Exercise directions – Each line of the records that holds the word "favicon" should be copied out.

Data extracts –
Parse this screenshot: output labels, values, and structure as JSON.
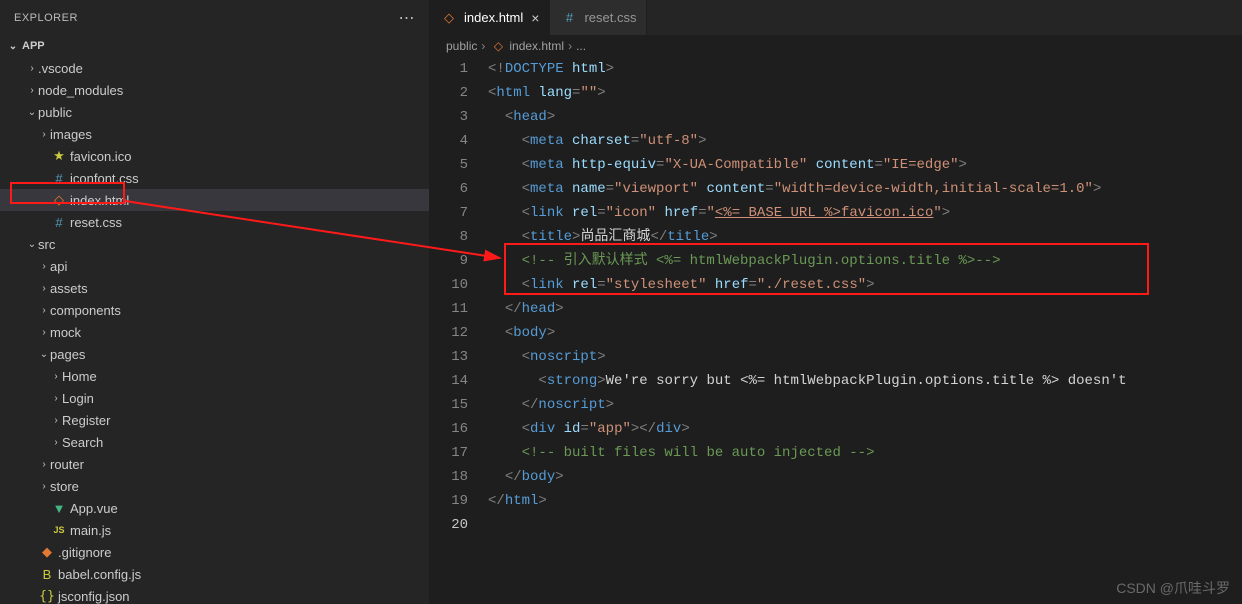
{
  "explorer": {
    "title": "EXPLORER"
  },
  "project": {
    "name": "APP"
  },
  "tree": [
    {
      "depth": 1,
      "chev": ">",
      "icon": "folder",
      "label": ".vscode"
    },
    {
      "depth": 1,
      "chev": ">",
      "icon": "folder",
      "label": "node_modules"
    },
    {
      "depth": 1,
      "chev": "v",
      "icon": "folder",
      "label": "public"
    },
    {
      "depth": 2,
      "chev": ">",
      "icon": "folder",
      "label": "images"
    },
    {
      "depth": 2,
      "chev": "",
      "icon": "favicon",
      "label": "favicon.ico"
    },
    {
      "depth": 2,
      "chev": "",
      "icon": "css",
      "label": "iconfont.css"
    },
    {
      "depth": 2,
      "chev": "",
      "icon": "html",
      "label": "index.html",
      "active": true,
      "highlighted": true
    },
    {
      "depth": 2,
      "chev": "",
      "icon": "css",
      "label": "reset.css"
    },
    {
      "depth": 1,
      "chev": "v",
      "icon": "folder",
      "label": "src"
    },
    {
      "depth": 2,
      "chev": ">",
      "icon": "folder",
      "label": "api"
    },
    {
      "depth": 2,
      "chev": ">",
      "icon": "folder",
      "label": "assets"
    },
    {
      "depth": 2,
      "chev": ">",
      "icon": "folder",
      "label": "components"
    },
    {
      "depth": 2,
      "chev": ">",
      "icon": "folder",
      "label": "mock"
    },
    {
      "depth": 2,
      "chev": "v",
      "icon": "folder",
      "label": "pages"
    },
    {
      "depth": 3,
      "chev": ">",
      "icon": "folder",
      "label": "Home"
    },
    {
      "depth": 3,
      "chev": ">",
      "icon": "folder",
      "label": "Login"
    },
    {
      "depth": 3,
      "chev": ">",
      "icon": "folder",
      "label": "Register"
    },
    {
      "depth": 3,
      "chev": ">",
      "icon": "folder",
      "label": "Search"
    },
    {
      "depth": 2,
      "chev": ">",
      "icon": "folder",
      "label": "router"
    },
    {
      "depth": 2,
      "chev": ">",
      "icon": "folder",
      "label": "store"
    },
    {
      "depth": 2,
      "chev": "",
      "icon": "vue",
      "label": "App.vue"
    },
    {
      "depth": 2,
      "chev": "",
      "icon": "js",
      "label": "main.js"
    },
    {
      "depth": 1,
      "chev": "",
      "icon": "git",
      "label": ".gitignore"
    },
    {
      "depth": 1,
      "chev": "",
      "icon": "babel",
      "label": "babel.config.js"
    },
    {
      "depth": 1,
      "chev": "",
      "icon": "json",
      "label": "jsconfig.json"
    }
  ],
  "tabs": [
    {
      "icon": "html",
      "label": "index.html",
      "active": true,
      "close": true
    },
    {
      "icon": "css",
      "label": "reset.css",
      "active": false,
      "close": false
    }
  ],
  "breadcrumb": {
    "seg1": "public",
    "seg2": "index.html",
    "seg3": "..."
  },
  "code": {
    "l1": {
      "doctype": "DOCTYPE",
      "html": "html"
    },
    "l2": {
      "tag": "html",
      "attr": "lang",
      "val": "\"\""
    },
    "l3": {
      "tag": "head"
    },
    "l4": {
      "tag": "meta",
      "a1": "charset",
      "v1": "\"utf-8\""
    },
    "l5": {
      "tag": "meta",
      "a1": "http-equiv",
      "v1": "\"X-UA-Compatible\"",
      "a2": "content",
      "v2": "\"IE=edge\""
    },
    "l6": {
      "tag": "meta",
      "a1": "name",
      "v1": "\"viewport\"",
      "a2": "content",
      "v2": "\"width=device-width,initial-scale=1.0\""
    },
    "l7": {
      "tag": "link",
      "a1": "rel",
      "v1": "\"icon\"",
      "a2": "href",
      "v2a": "\"",
      "v2b": "<%= BASE_URL %>",
      "v2c": "favicon.ico",
      "v2d": "\""
    },
    "l8": {
      "tag": "title",
      "text": "尚品汇商城"
    },
    "l9": {
      "comment": "<!-- 引入默认样式 <%= htmlWebpackPlugin.options.title %>-->"
    },
    "l10": {
      "tag": "link",
      "a1": "rel",
      "v1": "\"stylesheet\"",
      "a2": "href",
      "v2": "\"./reset.css\""
    },
    "l11": {
      "tag": "head"
    },
    "l12": {
      "tag": "body"
    },
    "l13": {
      "tag": "noscript"
    },
    "l14": {
      "tag": "strong",
      "text": "We're sorry but <%= htmlWebpackPlugin.options.title %> doesn't"
    },
    "l15": {
      "tag": "noscript"
    },
    "l16": {
      "tag": "div",
      "a1": "id",
      "v1": "\"app\""
    },
    "l17": {
      "comment": "<!-- built files will be auto injected -->"
    },
    "l18": {
      "tag": "body"
    },
    "l19": {
      "tag": "html"
    }
  },
  "watermark": "CSDN @爪哇斗罗"
}
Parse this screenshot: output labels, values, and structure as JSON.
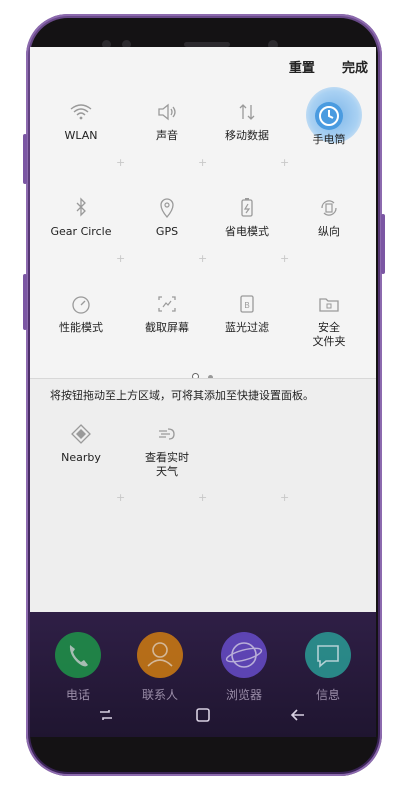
{
  "header": {
    "reset_label": "重置",
    "done_label": "完成"
  },
  "quick_tiles": [
    {
      "label": "WLAN",
      "icon": "wifi-icon"
    },
    {
      "label": "声音",
      "icon": "sound-icon"
    },
    {
      "label": "移动数据",
      "icon": "mobile-data-icon"
    },
    {
      "label": "手电筒",
      "icon": "flashlight-icon",
      "highlighted": true
    },
    {
      "label": "Gear Circle",
      "icon": "bluetooth-icon"
    },
    {
      "label": "GPS",
      "icon": "location-icon"
    },
    {
      "label": "省电模式",
      "icon": "battery-saver-icon"
    },
    {
      "label": "纵向",
      "icon": "rotation-icon"
    },
    {
      "label": "性能模式",
      "icon": "performance-icon"
    },
    {
      "label": "截取屏幕",
      "icon": "screenshot-icon"
    },
    {
      "label": "蓝光过滤",
      "icon": "blue-light-icon"
    },
    {
      "label": "安全\n文件夹",
      "icon": "secure-folder-icon"
    }
  ],
  "pager": {
    "page_count": 2,
    "active_page": 1
  },
  "drawer": {
    "hint": "将按钮拖动至上方区域，可将其添加至快捷设置面板。",
    "tiles": [
      {
        "label": "Nearby",
        "icon": "nearby-icon"
      },
      {
        "label": "查看实时\n天气",
        "icon": "weather-icon"
      }
    ]
  },
  "dock": {
    "apps": [
      {
        "label": "电话",
        "icon": "phone-icon",
        "color": "#1e9c4a"
      },
      {
        "label": "联系人",
        "icon": "contacts-icon",
        "color": "#d9820f"
      },
      {
        "label": "浏览器",
        "icon": "browser-icon",
        "color": "#6a4fd0"
      },
      {
        "label": "信息",
        "icon": "messages-icon",
        "color": "#2aa39a"
      }
    ]
  },
  "colors": {
    "accent_glow": "#7eb6e8",
    "device": "#5a3a7a"
  }
}
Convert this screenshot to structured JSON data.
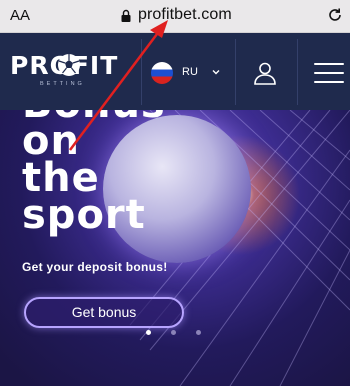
{
  "browser": {
    "text_size_label": "AA",
    "domain": "profitbet.com"
  },
  "header": {
    "logo_text": "PROFIT",
    "logo_subtext": "BETTING",
    "language": "RU"
  },
  "hero": {
    "title_lines": [
      "Bonus",
      "on",
      "the",
      "sport"
    ],
    "subtitle": "Get your deposit bonus!",
    "cta_label": "Get bonus",
    "carousel": {
      "slides": 3,
      "active_index": 0
    }
  },
  "colors": {
    "header_bg": "#1f2a4d",
    "hero_bg": "#2a2060",
    "cta_border": "#b7a4ff",
    "annotation_arrow": "#e02020"
  }
}
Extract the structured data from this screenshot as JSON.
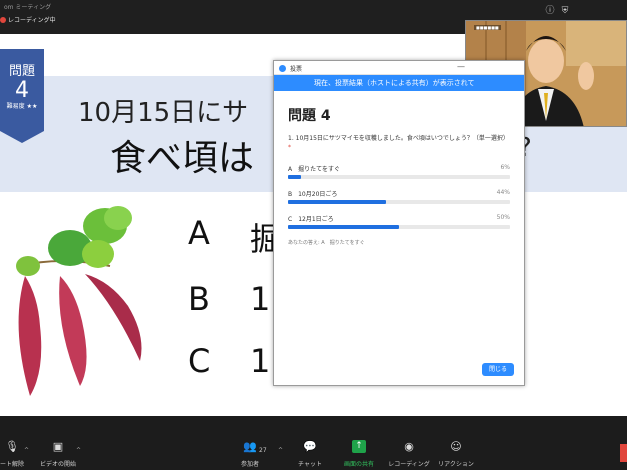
{
  "window": {
    "title": "om ミーティング",
    "recording_label": "レコーディング中"
  },
  "slide": {
    "badge_label": "問題",
    "badge_number": "4",
    "badge_difficulty": "難易度 ★★",
    "question_line1": "10月15日にサ",
    "question_line2": "食べ頃は",
    "question_end": "?",
    "options": [
      {
        "letter": "A",
        "text": "掘"
      },
      {
        "letter": "B",
        "text": "1"
      },
      {
        "letter": "C",
        "text": "1"
      }
    ]
  },
  "webcam": {
    "name_label": "■■■■■■"
  },
  "poll": {
    "window_title": "投票",
    "minimize": "—",
    "notice": "現在、投票結果（ホストによる共有）が表示されて",
    "title": "問題 4",
    "question": "1. 10月15日にサツマイモを収穫しました。食べ頃はいつでしょう？（単一選択）",
    "required_mark": "*",
    "options": [
      {
        "label": "A　掘りたてをすぐ",
        "percent_label": "6%",
        "percent": 6
      },
      {
        "label": "B　10月20日ごろ",
        "percent_label": "44%",
        "percent": 44
      },
      {
        "label": "C　12月1日ごろ",
        "percent_label": "50%",
        "percent": 50
      }
    ],
    "your_answer": "あなたの答え: A　掘りたてをすぐ",
    "close_label": "閉じる"
  },
  "toolbar": {
    "unmute_label": "ート解除",
    "video_label": "ビデオの開始",
    "participants_label": "参加者",
    "participants_count": "27",
    "chat_label": "チャット",
    "share_label": "画面の共有",
    "record_label": "レコーディング",
    "reactions_label": "リアクション"
  },
  "colors": {
    "badge_blue": "#3a5aa0",
    "zoom_blue": "#2d8cff",
    "share_green": "#1fa34a",
    "recording_red": "#e0463c"
  }
}
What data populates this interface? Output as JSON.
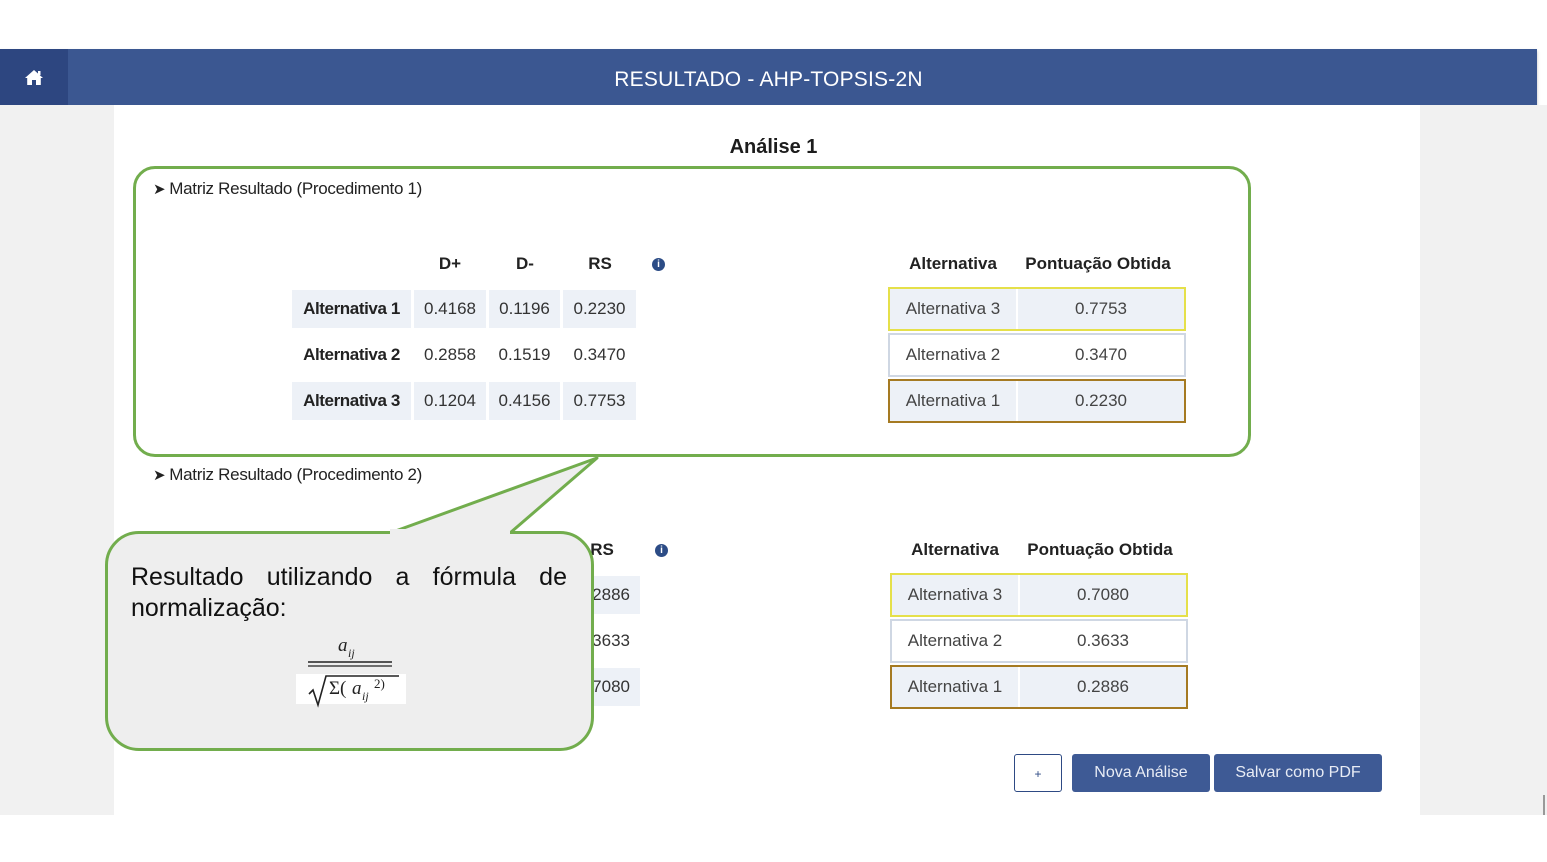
{
  "header": {
    "title": "RESULTADO - AHP-TOPSIS-2N",
    "home_icon": "home-icon"
  },
  "analysis": {
    "title": "Análise 1"
  },
  "procedure1": {
    "header": "Matriz Resultado (Procedimento 1)",
    "caret": "➤",
    "columns": [
      "D+",
      "D-",
      "RS"
    ],
    "rows": [
      {
        "label": "Alternativa 1",
        "d_plus": "0.4168",
        "d_minus": "0.1196",
        "rs": "0.2230"
      },
      {
        "label": "Alternativa 2",
        "d_plus": "0.2858",
        "d_minus": "0.1519",
        "rs": "0.3470"
      },
      {
        "label": "Alternativa 3",
        "d_plus": "0.1204",
        "d_minus": "0.4156",
        "rs": "0.7753"
      }
    ],
    "ranking_headers": {
      "alternative": "Alternativa",
      "score": "Pontuação Obtida"
    },
    "ranking": [
      {
        "alternative": "Alternativa 3",
        "score": "0.7753"
      },
      {
        "alternative": "Alternativa 2",
        "score": "0.3470"
      },
      {
        "alternative": "Alternativa 1",
        "score": "0.2230"
      }
    ]
  },
  "procedure2": {
    "header": "Matriz Resultado (Procedimento 2)",
    "caret": "➤",
    "visible_rs_header": "RS",
    "visible_rs_fragments": [
      "2886",
      "3633",
      "7080"
    ],
    "ranking_headers": {
      "alternative": "Alternativa",
      "score": "Pontuação Obtida"
    },
    "ranking": [
      {
        "alternative": "Alternativa 3",
        "score": "0.7080"
      },
      {
        "alternative": "Alternativa 2",
        "score": "0.3633"
      },
      {
        "alternative": "Alternativa 1",
        "score": "0.2886"
      }
    ]
  },
  "callout": {
    "text": "Resultado utilizando a fórmula de normalização:"
  },
  "buttons": {
    "plus": "+",
    "new_analysis": "Nova Análise",
    "save_pdf": "Salvar como PDF"
  },
  "colors": {
    "header_bg": "#3b5791",
    "highlight_green": "#72ad4d",
    "rank_first_border": "#e5e04a",
    "rank_last_border": "#a57a22",
    "button_primary": "#3e5a95"
  }
}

Answer to the problem –
      "icon": "favicon",
      "label": "favicon.ico"
      "v2c": "favicon.ico",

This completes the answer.